# WHAT THE TASK REQUIRES
Search the entries below for the word "Workflows", then copy each line in which it is found.

# DATA FOR THE TASK

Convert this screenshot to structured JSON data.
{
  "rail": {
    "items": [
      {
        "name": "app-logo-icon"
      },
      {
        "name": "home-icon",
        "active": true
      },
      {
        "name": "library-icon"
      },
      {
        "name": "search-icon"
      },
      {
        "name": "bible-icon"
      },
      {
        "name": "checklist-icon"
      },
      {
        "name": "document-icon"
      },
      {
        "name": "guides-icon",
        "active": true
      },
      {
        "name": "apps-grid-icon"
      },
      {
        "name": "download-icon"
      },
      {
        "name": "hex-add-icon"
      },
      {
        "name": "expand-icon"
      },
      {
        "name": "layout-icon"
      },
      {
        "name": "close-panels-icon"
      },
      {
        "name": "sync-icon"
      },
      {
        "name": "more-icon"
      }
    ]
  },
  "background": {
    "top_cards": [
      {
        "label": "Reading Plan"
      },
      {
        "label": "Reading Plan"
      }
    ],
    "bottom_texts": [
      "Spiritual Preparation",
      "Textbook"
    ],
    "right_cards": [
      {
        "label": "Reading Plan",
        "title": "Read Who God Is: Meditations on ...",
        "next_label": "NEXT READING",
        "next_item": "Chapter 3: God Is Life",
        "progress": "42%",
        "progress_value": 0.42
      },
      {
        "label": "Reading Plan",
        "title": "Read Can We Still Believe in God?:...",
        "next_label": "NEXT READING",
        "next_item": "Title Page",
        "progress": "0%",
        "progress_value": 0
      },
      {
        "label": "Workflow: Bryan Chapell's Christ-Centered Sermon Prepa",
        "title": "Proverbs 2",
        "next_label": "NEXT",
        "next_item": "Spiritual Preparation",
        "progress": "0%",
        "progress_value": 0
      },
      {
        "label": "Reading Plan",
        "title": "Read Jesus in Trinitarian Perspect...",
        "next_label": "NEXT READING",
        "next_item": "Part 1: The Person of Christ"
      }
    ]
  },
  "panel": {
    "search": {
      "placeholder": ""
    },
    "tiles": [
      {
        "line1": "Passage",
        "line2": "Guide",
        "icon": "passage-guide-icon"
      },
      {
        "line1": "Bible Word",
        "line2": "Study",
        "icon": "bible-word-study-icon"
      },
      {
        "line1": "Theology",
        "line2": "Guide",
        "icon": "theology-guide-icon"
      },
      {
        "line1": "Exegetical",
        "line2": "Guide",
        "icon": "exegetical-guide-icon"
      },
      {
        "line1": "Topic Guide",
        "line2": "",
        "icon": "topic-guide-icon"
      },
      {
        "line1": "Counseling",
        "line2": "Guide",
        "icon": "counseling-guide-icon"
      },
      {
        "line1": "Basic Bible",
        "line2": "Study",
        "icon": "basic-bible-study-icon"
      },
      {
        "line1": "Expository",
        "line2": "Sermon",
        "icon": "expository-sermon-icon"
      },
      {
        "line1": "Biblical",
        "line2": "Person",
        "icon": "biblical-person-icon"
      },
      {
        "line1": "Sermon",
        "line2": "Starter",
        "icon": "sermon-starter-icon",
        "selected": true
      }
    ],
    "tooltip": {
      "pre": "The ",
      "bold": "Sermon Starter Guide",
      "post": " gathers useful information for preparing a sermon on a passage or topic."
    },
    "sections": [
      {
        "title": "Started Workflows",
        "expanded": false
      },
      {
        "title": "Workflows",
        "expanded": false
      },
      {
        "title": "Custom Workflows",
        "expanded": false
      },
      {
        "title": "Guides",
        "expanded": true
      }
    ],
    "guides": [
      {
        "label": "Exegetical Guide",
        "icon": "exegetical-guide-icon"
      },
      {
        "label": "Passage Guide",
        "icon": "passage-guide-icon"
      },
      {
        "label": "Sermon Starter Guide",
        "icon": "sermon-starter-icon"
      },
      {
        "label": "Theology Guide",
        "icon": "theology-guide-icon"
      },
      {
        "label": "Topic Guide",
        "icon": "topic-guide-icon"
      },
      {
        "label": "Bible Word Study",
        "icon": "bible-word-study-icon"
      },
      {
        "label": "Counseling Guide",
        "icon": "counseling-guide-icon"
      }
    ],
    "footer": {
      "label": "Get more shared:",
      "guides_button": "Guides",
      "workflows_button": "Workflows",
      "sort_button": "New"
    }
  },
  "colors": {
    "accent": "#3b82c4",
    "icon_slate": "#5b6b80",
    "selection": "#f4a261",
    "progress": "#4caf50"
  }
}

# ANSWER AREA
        "title": "Started Workflows",
        "title": "Workflows",
        "title": "Custom Workflows",
      "workflows_button": "Workflows",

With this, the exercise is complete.